══ Provided data

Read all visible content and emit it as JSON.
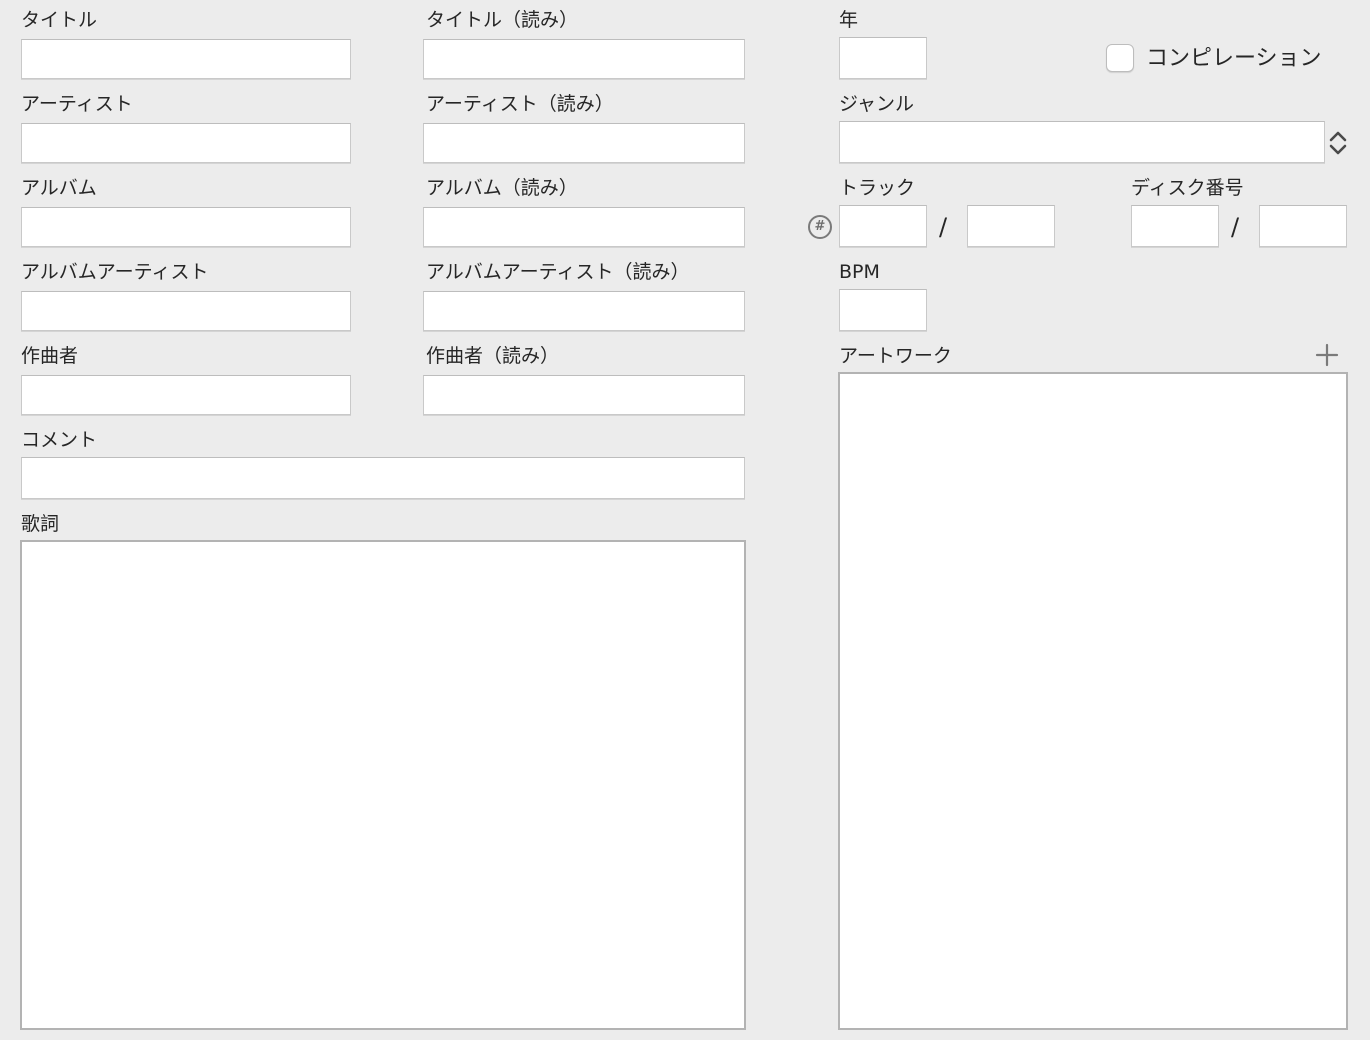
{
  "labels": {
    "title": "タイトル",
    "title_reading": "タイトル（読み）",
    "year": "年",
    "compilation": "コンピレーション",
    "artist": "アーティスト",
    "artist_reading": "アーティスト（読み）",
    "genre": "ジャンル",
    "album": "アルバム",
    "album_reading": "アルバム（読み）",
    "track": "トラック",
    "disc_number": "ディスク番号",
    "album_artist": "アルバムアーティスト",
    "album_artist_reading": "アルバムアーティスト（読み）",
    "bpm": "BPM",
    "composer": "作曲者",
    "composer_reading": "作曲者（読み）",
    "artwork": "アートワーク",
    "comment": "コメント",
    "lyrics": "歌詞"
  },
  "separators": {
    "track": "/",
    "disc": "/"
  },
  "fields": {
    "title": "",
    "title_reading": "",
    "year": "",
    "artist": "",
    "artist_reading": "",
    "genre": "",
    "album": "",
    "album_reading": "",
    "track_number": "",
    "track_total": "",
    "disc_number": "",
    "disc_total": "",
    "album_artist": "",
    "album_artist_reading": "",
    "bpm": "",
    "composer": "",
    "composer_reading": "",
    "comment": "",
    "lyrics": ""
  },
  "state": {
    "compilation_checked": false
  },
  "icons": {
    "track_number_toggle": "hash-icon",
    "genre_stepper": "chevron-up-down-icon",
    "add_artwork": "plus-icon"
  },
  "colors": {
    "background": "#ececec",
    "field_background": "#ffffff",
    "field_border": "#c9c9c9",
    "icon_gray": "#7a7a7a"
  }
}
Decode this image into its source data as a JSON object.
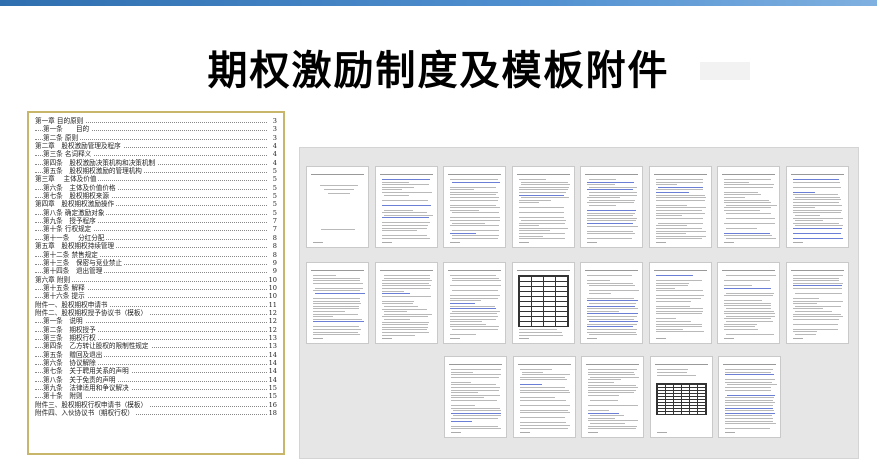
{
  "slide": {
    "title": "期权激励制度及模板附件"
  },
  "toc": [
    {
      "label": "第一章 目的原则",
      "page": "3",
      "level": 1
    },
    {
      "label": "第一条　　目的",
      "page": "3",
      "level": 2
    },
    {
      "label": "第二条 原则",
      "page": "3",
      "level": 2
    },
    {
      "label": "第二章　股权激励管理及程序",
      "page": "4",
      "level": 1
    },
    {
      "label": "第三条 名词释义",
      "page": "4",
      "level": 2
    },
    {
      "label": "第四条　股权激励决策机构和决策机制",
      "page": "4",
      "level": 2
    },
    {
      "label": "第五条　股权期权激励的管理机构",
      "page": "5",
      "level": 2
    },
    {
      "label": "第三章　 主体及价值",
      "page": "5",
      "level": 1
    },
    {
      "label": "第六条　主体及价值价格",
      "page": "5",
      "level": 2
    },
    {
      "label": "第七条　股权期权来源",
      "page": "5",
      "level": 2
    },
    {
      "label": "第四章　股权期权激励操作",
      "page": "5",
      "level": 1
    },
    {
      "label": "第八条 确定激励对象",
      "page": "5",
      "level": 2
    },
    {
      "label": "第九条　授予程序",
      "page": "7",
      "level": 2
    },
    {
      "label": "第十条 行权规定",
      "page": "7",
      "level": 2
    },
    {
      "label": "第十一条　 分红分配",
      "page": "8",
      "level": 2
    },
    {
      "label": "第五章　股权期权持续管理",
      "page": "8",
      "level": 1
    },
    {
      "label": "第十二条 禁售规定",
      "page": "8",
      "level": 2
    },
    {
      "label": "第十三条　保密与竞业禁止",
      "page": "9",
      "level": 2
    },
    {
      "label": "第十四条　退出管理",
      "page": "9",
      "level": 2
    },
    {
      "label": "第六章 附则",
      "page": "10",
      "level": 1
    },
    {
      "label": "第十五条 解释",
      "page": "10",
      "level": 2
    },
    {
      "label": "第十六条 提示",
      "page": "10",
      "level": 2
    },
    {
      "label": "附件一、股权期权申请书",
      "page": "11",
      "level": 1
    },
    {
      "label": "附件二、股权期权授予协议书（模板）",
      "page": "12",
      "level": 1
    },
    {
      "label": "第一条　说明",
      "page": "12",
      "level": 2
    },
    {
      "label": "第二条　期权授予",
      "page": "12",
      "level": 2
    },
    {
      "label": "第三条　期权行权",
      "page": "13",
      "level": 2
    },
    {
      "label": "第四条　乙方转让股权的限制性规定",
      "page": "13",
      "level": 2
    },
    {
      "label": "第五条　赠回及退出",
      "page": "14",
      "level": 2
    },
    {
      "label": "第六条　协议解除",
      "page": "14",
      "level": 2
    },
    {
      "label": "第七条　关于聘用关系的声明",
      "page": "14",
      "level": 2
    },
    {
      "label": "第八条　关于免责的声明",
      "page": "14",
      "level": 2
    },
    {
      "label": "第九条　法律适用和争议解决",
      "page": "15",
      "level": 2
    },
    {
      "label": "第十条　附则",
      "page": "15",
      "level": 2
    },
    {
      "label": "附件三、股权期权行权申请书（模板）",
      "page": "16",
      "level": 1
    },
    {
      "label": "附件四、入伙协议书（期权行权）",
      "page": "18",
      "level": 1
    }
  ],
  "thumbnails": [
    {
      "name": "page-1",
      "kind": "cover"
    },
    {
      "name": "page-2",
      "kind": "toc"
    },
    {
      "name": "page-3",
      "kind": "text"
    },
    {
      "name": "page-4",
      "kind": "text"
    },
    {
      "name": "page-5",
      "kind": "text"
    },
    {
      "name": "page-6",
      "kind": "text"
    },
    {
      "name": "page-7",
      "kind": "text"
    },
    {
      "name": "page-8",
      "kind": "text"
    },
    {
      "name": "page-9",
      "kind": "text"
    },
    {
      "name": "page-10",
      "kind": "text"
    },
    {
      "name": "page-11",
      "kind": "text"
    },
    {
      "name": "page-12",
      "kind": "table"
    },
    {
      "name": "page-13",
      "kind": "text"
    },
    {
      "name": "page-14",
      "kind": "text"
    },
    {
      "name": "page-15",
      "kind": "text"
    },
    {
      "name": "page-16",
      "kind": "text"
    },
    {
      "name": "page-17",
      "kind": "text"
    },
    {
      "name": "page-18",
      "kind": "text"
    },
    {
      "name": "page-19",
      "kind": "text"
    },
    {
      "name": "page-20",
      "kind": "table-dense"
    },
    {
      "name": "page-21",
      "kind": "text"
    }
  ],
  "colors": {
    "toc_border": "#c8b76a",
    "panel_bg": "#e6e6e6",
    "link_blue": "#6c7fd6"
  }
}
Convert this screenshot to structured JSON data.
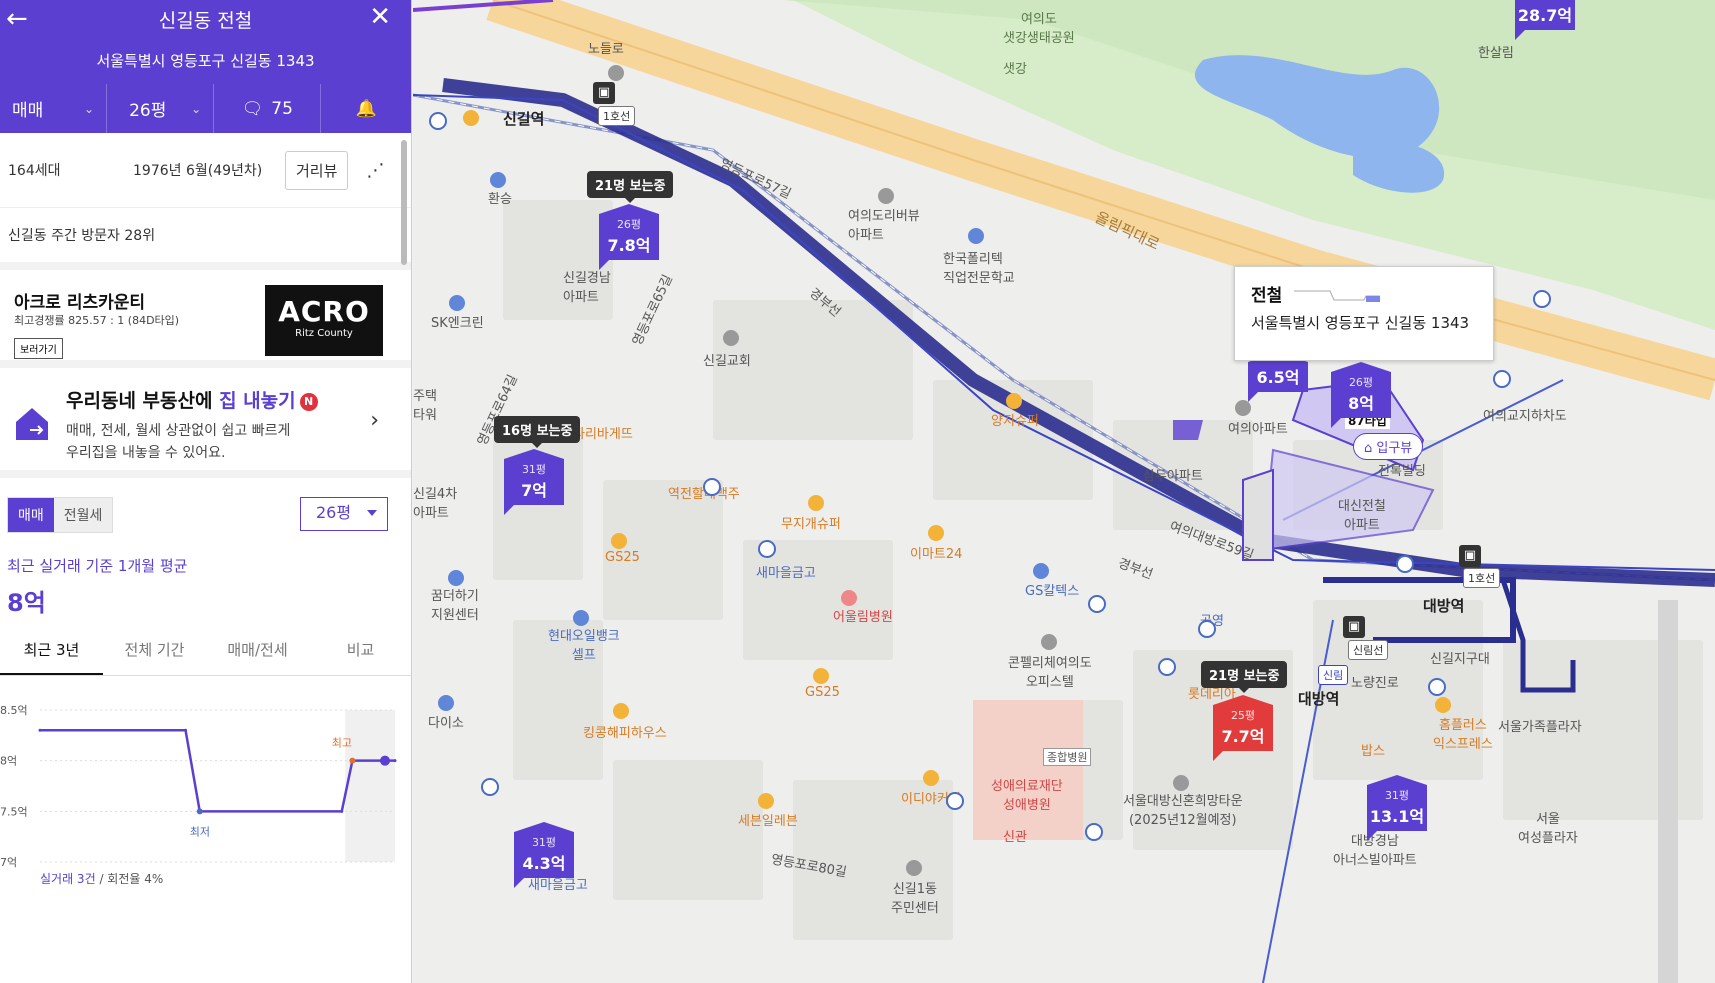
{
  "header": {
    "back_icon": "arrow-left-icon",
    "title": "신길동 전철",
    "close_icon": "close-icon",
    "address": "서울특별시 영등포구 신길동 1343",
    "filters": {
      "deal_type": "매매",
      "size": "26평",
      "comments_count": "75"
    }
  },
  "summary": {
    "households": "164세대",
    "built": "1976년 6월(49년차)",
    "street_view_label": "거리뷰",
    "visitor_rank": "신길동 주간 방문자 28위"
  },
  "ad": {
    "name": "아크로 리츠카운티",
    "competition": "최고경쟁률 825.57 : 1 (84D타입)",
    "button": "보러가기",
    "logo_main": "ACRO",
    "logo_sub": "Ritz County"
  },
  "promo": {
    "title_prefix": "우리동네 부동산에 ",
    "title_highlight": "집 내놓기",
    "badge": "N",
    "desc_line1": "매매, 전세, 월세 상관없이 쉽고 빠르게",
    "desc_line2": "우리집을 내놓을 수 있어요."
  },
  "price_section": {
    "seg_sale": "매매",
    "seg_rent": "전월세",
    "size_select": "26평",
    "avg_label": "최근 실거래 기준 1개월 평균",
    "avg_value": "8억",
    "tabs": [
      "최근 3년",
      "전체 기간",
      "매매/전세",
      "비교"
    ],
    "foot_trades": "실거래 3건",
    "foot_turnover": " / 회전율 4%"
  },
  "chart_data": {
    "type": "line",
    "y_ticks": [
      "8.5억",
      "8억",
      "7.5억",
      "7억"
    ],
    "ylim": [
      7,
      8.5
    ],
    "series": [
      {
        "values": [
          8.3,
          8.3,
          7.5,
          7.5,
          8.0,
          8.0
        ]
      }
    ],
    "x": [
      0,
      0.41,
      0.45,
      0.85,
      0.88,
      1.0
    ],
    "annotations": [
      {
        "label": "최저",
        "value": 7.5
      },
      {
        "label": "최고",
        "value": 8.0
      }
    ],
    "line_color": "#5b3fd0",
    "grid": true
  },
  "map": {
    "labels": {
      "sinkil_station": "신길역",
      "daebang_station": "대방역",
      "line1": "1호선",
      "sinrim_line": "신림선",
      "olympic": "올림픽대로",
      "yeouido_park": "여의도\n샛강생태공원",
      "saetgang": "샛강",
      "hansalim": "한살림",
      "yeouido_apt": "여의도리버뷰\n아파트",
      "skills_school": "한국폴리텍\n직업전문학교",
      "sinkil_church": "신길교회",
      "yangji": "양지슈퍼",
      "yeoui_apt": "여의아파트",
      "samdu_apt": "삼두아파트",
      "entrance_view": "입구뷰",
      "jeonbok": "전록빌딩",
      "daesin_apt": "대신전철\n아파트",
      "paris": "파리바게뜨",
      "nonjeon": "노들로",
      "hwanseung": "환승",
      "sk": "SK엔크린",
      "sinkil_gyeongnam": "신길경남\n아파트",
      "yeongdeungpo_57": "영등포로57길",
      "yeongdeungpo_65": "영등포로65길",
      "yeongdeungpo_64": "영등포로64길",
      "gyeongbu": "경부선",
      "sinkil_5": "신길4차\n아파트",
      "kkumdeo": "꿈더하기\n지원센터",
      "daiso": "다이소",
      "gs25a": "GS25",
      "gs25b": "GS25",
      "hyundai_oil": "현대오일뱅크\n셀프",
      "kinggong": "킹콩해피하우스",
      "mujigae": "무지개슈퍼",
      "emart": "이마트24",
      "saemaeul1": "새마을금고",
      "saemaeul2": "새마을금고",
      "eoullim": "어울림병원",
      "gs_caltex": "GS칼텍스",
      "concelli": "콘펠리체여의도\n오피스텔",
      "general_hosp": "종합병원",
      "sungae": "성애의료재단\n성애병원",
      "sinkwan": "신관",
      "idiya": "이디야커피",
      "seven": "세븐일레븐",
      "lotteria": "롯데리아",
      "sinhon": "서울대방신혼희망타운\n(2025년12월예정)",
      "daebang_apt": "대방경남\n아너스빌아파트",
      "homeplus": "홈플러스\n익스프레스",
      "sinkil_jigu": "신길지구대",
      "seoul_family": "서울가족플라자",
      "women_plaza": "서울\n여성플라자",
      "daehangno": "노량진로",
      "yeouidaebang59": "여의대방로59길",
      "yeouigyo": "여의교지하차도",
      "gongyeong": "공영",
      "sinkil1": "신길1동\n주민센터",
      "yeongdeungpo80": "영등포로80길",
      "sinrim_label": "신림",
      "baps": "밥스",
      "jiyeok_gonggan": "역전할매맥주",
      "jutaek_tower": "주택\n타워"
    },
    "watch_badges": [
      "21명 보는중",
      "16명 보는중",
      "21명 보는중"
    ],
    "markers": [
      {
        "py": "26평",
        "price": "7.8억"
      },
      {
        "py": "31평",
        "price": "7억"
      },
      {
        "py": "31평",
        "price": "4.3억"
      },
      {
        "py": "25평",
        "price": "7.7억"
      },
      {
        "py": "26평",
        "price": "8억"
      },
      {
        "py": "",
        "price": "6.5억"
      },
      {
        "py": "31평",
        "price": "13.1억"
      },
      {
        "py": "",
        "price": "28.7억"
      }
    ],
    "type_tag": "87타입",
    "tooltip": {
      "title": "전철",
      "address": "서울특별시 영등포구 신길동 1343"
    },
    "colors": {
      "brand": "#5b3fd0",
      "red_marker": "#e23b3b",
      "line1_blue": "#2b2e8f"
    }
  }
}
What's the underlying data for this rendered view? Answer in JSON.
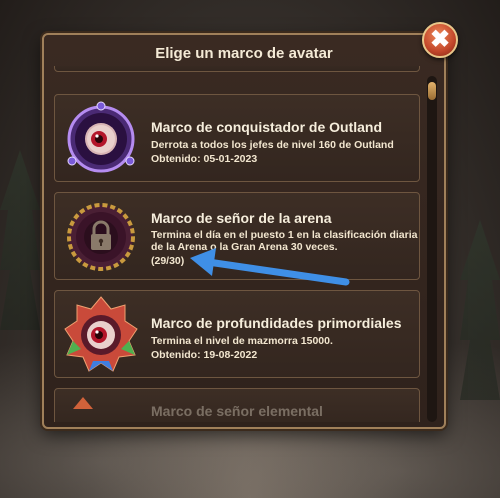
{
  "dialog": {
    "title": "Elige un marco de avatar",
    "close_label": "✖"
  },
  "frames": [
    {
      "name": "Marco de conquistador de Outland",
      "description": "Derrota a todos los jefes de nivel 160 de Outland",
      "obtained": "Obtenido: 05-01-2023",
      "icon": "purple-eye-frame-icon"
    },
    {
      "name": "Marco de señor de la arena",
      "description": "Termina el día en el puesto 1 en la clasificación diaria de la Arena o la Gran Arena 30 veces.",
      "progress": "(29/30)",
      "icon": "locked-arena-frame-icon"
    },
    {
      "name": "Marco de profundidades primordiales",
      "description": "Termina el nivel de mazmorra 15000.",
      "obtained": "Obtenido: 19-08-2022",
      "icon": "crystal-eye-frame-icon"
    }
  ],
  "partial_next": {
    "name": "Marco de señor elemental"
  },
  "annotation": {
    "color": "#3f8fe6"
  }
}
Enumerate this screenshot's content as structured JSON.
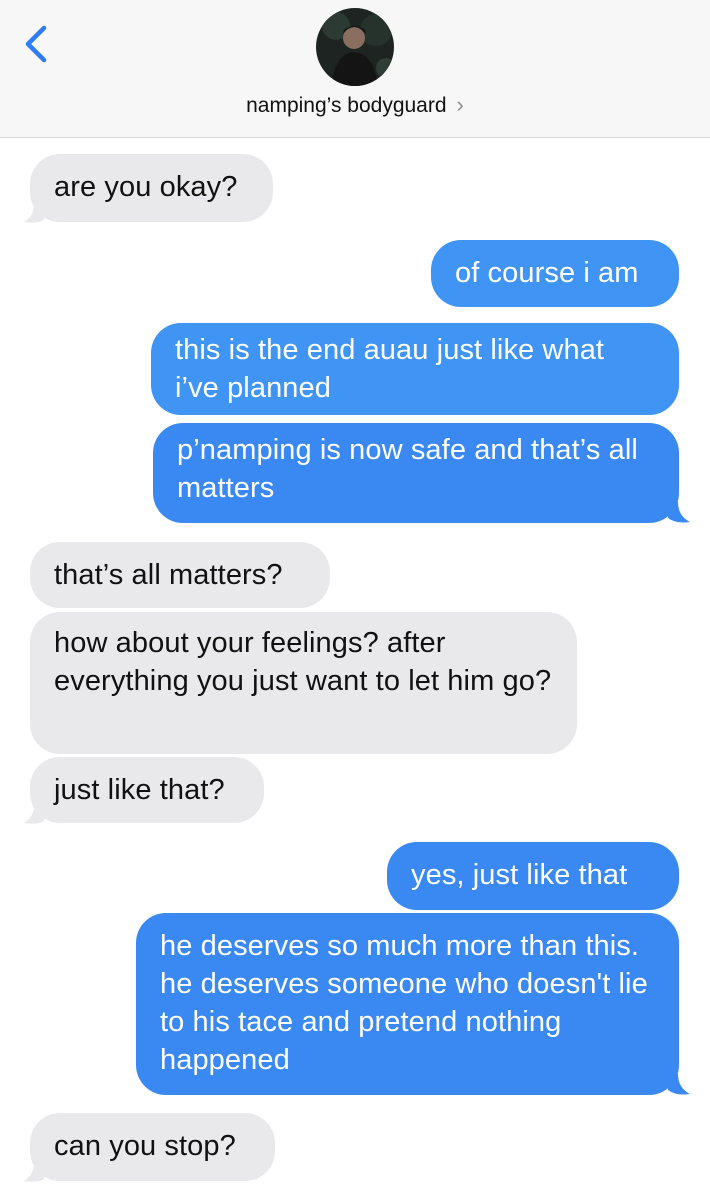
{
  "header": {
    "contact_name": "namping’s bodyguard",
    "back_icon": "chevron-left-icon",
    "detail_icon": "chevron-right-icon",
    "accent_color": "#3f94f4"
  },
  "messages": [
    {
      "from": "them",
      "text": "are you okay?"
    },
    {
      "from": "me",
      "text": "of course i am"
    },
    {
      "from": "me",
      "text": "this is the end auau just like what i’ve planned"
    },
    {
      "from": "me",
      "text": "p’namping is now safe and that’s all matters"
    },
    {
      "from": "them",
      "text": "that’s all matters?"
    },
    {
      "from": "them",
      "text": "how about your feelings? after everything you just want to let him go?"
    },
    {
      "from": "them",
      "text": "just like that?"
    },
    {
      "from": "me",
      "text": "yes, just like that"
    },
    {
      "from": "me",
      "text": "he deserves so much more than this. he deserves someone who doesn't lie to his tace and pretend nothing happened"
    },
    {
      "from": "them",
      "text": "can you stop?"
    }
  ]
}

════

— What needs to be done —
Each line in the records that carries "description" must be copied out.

— Written reply —
      "description": "Derrota a todos los jefes de nivel 160 de Outland",
      "description": "Termina el día en el puesto 1 en la clasificación diaria de la Arena o la Gran Arena 30 veces.",
      "description": "Termina el nivel de mazmorra 15000.",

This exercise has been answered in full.